::: Records supplied :::
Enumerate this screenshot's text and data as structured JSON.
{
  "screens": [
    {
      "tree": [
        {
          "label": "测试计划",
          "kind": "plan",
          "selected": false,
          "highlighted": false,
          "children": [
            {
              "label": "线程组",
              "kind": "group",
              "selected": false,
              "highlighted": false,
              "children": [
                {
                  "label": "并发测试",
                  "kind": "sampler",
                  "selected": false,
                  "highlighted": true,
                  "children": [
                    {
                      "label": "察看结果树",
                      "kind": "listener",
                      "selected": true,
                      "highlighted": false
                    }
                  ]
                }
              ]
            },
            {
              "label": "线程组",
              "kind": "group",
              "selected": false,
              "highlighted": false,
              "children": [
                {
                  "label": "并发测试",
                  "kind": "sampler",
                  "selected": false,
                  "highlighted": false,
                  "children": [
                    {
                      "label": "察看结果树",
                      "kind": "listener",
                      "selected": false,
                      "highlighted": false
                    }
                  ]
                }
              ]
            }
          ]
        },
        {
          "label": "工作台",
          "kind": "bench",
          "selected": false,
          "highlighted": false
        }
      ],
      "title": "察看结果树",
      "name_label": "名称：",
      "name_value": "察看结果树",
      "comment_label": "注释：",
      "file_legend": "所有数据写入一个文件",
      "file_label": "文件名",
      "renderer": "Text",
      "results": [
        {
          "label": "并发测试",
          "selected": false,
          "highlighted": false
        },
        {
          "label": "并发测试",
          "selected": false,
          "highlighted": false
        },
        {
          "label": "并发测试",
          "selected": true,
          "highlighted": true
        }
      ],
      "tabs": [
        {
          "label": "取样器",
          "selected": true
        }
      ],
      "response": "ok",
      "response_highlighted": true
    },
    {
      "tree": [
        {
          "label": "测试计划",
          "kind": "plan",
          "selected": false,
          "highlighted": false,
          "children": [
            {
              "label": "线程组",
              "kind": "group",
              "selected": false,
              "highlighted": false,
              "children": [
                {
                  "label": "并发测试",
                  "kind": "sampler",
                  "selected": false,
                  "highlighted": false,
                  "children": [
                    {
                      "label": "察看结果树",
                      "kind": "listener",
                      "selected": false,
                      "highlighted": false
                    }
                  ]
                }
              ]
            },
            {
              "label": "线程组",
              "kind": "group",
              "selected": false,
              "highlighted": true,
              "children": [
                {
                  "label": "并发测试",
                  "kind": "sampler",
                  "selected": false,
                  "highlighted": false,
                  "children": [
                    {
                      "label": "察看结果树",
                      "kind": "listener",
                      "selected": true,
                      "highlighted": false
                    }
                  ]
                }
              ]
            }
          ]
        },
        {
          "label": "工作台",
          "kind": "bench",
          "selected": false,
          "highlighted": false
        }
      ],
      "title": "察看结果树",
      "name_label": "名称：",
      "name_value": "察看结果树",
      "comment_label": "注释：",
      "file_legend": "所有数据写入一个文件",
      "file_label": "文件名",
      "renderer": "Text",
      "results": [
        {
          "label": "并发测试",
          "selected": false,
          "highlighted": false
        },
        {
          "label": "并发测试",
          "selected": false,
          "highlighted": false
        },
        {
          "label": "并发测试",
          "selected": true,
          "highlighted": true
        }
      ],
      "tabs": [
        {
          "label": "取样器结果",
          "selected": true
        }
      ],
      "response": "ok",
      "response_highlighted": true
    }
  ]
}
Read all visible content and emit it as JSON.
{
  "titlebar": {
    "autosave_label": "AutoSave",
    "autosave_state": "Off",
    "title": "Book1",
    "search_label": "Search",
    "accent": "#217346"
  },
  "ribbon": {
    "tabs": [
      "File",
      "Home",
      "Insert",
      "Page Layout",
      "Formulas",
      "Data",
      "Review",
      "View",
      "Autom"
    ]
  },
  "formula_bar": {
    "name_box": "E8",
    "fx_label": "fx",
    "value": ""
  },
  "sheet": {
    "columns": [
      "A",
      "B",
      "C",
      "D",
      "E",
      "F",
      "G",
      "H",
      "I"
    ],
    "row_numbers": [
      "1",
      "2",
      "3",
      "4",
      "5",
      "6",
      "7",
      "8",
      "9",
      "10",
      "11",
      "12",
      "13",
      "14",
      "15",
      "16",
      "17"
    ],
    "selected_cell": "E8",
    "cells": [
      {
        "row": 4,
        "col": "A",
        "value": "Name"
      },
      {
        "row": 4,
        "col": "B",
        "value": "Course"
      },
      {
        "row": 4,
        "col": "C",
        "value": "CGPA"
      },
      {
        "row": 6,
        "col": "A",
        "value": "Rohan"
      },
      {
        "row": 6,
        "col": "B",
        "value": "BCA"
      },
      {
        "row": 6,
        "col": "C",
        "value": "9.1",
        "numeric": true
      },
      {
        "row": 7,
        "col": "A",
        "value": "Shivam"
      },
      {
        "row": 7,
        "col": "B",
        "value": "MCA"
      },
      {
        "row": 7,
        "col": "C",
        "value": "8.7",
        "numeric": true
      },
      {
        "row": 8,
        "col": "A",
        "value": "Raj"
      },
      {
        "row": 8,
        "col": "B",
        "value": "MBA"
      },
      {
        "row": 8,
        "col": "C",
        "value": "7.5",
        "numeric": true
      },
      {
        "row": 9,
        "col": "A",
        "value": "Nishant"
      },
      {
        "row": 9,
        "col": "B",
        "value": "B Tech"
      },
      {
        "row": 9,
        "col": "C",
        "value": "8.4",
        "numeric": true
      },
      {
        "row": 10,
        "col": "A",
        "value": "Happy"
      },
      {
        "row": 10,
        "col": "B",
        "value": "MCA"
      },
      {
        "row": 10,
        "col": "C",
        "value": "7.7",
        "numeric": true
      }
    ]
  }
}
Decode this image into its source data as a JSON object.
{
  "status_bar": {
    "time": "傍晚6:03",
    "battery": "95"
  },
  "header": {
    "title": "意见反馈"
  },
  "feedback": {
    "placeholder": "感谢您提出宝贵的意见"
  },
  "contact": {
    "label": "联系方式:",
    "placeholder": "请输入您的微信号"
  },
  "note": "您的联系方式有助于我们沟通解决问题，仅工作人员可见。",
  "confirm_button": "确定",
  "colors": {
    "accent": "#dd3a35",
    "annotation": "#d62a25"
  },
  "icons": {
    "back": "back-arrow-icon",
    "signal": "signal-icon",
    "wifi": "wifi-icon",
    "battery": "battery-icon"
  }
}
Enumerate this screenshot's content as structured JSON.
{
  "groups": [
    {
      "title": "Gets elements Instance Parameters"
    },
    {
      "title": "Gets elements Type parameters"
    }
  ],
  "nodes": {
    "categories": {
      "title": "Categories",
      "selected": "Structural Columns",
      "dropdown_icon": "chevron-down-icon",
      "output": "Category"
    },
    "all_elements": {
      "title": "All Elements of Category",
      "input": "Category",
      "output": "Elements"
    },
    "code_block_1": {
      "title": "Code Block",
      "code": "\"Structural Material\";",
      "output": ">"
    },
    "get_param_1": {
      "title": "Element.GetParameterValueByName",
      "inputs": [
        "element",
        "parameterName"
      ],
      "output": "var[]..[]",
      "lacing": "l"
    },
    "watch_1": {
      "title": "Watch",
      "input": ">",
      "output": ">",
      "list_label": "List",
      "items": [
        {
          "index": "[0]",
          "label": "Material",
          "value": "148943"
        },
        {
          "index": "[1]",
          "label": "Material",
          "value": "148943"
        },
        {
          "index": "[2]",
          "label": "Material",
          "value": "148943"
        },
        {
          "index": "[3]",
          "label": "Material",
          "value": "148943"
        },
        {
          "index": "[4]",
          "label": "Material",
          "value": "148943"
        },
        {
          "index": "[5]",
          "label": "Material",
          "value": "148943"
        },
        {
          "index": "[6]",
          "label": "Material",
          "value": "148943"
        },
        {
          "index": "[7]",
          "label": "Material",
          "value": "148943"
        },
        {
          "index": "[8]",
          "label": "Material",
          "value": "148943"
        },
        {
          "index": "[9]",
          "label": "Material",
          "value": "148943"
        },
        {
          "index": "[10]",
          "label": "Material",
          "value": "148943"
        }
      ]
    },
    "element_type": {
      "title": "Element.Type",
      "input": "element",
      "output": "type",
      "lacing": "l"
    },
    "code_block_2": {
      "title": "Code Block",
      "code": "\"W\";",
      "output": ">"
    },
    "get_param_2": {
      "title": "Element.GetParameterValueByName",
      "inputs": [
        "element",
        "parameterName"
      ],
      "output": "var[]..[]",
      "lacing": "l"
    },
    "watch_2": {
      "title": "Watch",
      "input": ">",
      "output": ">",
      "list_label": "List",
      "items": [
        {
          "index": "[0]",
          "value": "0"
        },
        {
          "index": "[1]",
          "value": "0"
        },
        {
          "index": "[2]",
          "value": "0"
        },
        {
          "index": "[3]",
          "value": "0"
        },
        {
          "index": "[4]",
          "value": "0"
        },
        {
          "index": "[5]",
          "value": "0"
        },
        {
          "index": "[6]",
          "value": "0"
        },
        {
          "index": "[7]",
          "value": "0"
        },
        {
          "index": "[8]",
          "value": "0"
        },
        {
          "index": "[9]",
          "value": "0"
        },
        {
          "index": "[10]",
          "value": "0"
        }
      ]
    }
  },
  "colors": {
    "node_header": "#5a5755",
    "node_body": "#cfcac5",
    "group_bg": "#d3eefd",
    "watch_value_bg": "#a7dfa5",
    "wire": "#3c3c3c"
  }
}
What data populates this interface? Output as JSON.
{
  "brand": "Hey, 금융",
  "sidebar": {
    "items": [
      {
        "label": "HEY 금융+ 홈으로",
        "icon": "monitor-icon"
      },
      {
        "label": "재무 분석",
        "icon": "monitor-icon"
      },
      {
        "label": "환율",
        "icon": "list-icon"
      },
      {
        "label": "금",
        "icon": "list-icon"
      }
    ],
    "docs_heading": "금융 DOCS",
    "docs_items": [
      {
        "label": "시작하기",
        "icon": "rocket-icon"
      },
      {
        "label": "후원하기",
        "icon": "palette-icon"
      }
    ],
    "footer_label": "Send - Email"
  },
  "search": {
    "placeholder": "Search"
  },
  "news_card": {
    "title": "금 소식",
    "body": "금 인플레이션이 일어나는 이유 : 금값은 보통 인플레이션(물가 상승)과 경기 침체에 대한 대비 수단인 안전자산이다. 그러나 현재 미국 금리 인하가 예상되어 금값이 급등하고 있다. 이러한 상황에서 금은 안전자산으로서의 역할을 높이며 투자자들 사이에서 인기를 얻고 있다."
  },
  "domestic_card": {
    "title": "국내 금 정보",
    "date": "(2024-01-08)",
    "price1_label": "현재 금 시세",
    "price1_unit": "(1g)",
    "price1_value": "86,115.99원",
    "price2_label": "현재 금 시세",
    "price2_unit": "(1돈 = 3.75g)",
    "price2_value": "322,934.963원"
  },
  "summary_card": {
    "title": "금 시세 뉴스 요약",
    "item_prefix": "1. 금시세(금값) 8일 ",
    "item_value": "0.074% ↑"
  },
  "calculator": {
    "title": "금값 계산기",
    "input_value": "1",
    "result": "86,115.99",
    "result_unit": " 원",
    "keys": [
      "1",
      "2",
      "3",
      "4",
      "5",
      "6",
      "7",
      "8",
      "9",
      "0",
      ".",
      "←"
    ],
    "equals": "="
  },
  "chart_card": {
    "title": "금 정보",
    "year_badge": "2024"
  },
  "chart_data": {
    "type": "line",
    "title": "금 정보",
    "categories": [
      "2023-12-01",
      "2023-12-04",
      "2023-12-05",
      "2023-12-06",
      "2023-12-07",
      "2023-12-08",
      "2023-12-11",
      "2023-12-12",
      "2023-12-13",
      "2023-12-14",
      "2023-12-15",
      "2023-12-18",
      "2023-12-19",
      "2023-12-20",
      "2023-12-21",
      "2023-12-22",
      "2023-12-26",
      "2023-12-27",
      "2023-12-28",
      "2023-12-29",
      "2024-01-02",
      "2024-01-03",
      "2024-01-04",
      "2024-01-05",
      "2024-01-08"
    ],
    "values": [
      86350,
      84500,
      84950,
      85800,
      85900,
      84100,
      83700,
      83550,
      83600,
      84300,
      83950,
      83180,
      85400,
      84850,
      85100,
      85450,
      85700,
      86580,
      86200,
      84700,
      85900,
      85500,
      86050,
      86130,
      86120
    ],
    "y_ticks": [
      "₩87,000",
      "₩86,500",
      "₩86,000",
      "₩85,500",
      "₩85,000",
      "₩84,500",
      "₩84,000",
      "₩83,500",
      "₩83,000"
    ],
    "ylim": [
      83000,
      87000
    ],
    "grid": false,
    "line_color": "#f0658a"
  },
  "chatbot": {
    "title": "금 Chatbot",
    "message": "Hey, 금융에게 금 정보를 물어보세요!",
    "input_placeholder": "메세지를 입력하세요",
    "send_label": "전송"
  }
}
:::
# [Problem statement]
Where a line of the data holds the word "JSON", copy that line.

# [Worked solution]
Enumerate this screenshot's text and data as structured JSON.
Read all visible content and emit it as JSON.
Decode this image into its source data as a JSON object.
Enumerate this screenshot's content as structured JSON.
What data populates this interface? Output as JSON.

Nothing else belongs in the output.